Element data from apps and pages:
⟨

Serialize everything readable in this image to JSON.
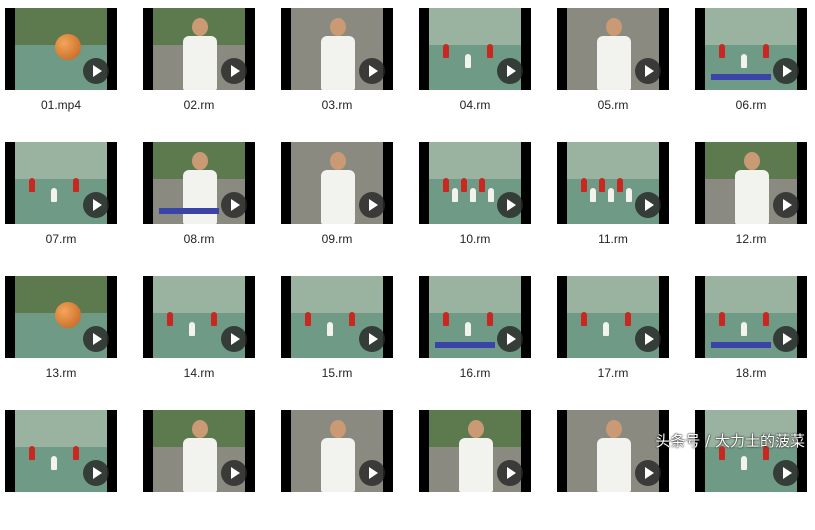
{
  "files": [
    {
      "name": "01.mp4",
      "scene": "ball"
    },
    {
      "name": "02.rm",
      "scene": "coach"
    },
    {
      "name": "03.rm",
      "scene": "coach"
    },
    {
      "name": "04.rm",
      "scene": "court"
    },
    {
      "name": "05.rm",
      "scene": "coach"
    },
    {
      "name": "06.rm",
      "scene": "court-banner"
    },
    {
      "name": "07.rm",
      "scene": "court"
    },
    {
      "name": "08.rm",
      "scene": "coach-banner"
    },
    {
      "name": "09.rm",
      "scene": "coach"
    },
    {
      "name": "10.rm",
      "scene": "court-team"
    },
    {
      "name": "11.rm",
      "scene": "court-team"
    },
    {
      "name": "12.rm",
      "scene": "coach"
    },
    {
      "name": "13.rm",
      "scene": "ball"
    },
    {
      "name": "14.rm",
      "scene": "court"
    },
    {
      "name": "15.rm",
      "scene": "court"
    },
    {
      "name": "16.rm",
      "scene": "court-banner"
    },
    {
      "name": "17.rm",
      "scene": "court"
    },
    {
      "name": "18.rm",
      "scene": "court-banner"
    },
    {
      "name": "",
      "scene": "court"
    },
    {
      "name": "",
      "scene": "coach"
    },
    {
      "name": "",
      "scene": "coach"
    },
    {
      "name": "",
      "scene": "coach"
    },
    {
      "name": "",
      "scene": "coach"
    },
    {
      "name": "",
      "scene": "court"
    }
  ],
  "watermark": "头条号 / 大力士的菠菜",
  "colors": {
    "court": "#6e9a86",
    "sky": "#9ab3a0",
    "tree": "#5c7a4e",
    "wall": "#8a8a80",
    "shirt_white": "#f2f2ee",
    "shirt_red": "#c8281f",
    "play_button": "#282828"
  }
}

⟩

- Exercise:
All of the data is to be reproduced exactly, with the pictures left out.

- Answer:
Serialize everything readable in this image to JSON.
{
  "files": [
    {
      "name": "01.mp4",
      "scene": "ball"
    },
    {
      "name": "02.rm",
      "scene": "coach"
    },
    {
      "name": "03.rm",
      "scene": "coach"
    },
    {
      "name": "04.rm",
      "scene": "court"
    },
    {
      "name": "05.rm",
      "scene": "coach"
    },
    {
      "name": "06.rm",
      "scene": "court-banner"
    },
    {
      "name": "07.rm",
      "scene": "court"
    },
    {
      "name": "08.rm",
      "scene": "coach-banner"
    },
    {
      "name": "09.rm",
      "scene": "coach"
    },
    {
      "name": "10.rm",
      "scene": "court-team"
    },
    {
      "name": "11.rm",
      "scene": "court-team"
    },
    {
      "name": "12.rm",
      "scene": "coach"
    },
    {
      "name": "13.rm",
      "scene": "ball"
    },
    {
      "name": "14.rm",
      "scene": "court"
    },
    {
      "name": "15.rm",
      "scene": "court"
    },
    {
      "name": "16.rm",
      "scene": "court-banner"
    },
    {
      "name": "17.rm",
      "scene": "court"
    },
    {
      "name": "18.rm",
      "scene": "court-banner"
    },
    {
      "name": "",
      "scene": "court"
    },
    {
      "name": "",
      "scene": "coach"
    },
    {
      "name": "",
      "scene": "coach"
    },
    {
      "name": "",
      "scene": "coach"
    },
    {
      "name": "",
      "scene": "coach"
    },
    {
      "name": "",
      "scene": "court"
    }
  ],
  "watermark": "头条号 / 大力士的菠菜",
  "colors": {
    "court": "#6e9a86",
    "sky": "#9ab3a0",
    "tree": "#5c7a4e",
    "wall": "#8a8a80",
    "shirt_white": "#f2f2ee",
    "shirt_red": "#c8281f",
    "play_button": "#282828"
  }
}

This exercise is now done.